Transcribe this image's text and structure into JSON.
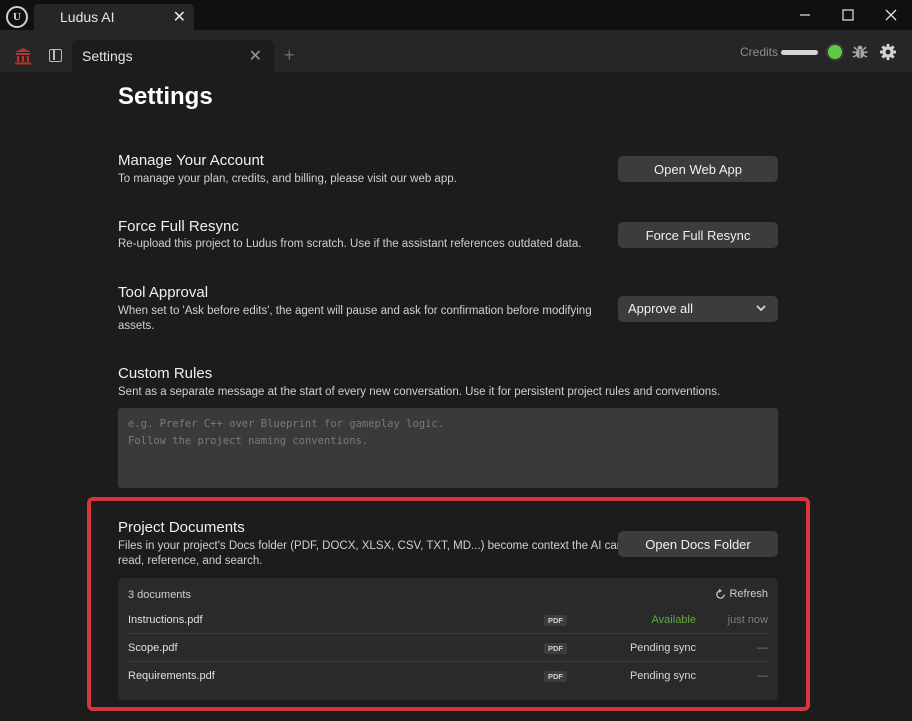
{
  "window": {
    "tab_title": "Ludus AI",
    "tab_close": "✕"
  },
  "app_header": {
    "tab_label": "Settings",
    "tab_close": "✕",
    "new_tab": "+",
    "credits_label": "Credits",
    "credits_level": 1.0,
    "status_color": "#5fcb44"
  },
  "settings": {
    "title": "Settings",
    "account": {
      "title": "Manage Your Account",
      "description": "To manage your plan, credits, and billing, please visit our web app.",
      "button": "Open Web App"
    },
    "resync": {
      "title": "Force Full Resync",
      "description": "Re-upload this project to Ludus from scratch. Use if the assistant references outdated data.",
      "button": "Force Full Resync"
    },
    "tool_approval": {
      "title": "Tool Approval",
      "description_line1": "When set to 'Ask before edits', the agent will pause and ask for confirmation before modifying",
      "description_line2": "assets.",
      "selected": "Approve all"
    },
    "custom_rules": {
      "title": "Custom Rules",
      "description": "Sent as a separate message at the start of every new conversation. Use it for persistent project rules and conventions.",
      "placeholder_line1": "e.g. Prefer C++ over Blueprint for gameplay logic.",
      "placeholder_line2": "Follow the project naming conventions."
    },
    "project_documents": {
      "title": "Project Documents",
      "description_line1": "Files in your project's Docs folder (PDF, DOCX, XLSX, CSV, TXT, MD...) become context the AI can",
      "description_line2": "read, reference, and search.",
      "button": "Open Docs Folder",
      "count": "3 documents",
      "refresh": "Refresh",
      "documents": [
        {
          "name": "Instructions.pdf",
          "type": "PDF",
          "status": "Available",
          "updated": "just now"
        },
        {
          "name": "Scope.pdf",
          "type": "PDF",
          "status": "Pending sync",
          "updated": "—"
        },
        {
          "name": "Requirements.pdf",
          "type": "PDF",
          "status": "Pending sync",
          "updated": "—"
        }
      ]
    }
  },
  "colors": {
    "available": "#5fa843",
    "pending": "#d6d6d6",
    "highlight": "#d9343b"
  },
  "icons": {
    "app": "ludus-temple-icon",
    "engine": "unreal-logo-icon",
    "debug": "bug-icon",
    "settings": "gear-icon"
  }
}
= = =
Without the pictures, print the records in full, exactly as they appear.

### Problem solution
Transcribe this image's text and structure into JSON.
{
  "window": {
    "tab_title": "Ludus AI",
    "tab_close": "✕"
  },
  "app_header": {
    "tab_label": "Settings",
    "tab_close": "✕",
    "new_tab": "+",
    "credits_label": "Credits",
    "credits_level": 1.0,
    "status_color": "#5fcb44"
  },
  "settings": {
    "title": "Settings",
    "account": {
      "title": "Manage Your Account",
      "description": "To manage your plan, credits, and billing, please visit our web app.",
      "button": "Open Web App"
    },
    "resync": {
      "title": "Force Full Resync",
      "description": "Re-upload this project to Ludus from scratch. Use if the assistant references outdated data.",
      "button": "Force Full Resync"
    },
    "tool_approval": {
      "title": "Tool Approval",
      "description_line1": "When set to 'Ask before edits', the agent will pause and ask for confirmation before modifying",
      "description_line2": "assets.",
      "selected": "Approve all"
    },
    "custom_rules": {
      "title": "Custom Rules",
      "description": "Sent as a separate message at the start of every new conversation. Use it for persistent project rules and conventions.",
      "placeholder_line1": "e.g. Prefer C++ over Blueprint for gameplay logic.",
      "placeholder_line2": "Follow the project naming conventions."
    },
    "project_documents": {
      "title": "Project Documents",
      "description_line1": "Files in your project's Docs folder (PDF, DOCX, XLSX, CSV, TXT, MD...) become context the AI can",
      "description_line2": "read, reference, and search.",
      "button": "Open Docs Folder",
      "count": "3 documents",
      "refresh": "Refresh",
      "documents": [
        {
          "name": "Instructions.pdf",
          "type": "PDF",
          "status": "Available",
          "updated": "just now"
        },
        {
          "name": "Scope.pdf",
          "type": "PDF",
          "status": "Pending sync",
          "updated": "—"
        },
        {
          "name": "Requirements.pdf",
          "type": "PDF",
          "status": "Pending sync",
          "updated": "—"
        }
      ]
    }
  },
  "colors": {
    "available": "#5fa843",
    "pending": "#d6d6d6",
    "highlight": "#d9343b"
  },
  "icons": {
    "app": "ludus-temple-icon",
    "engine": "unreal-logo-icon",
    "debug": "bug-icon",
    "settings": "gear-icon"
  }
}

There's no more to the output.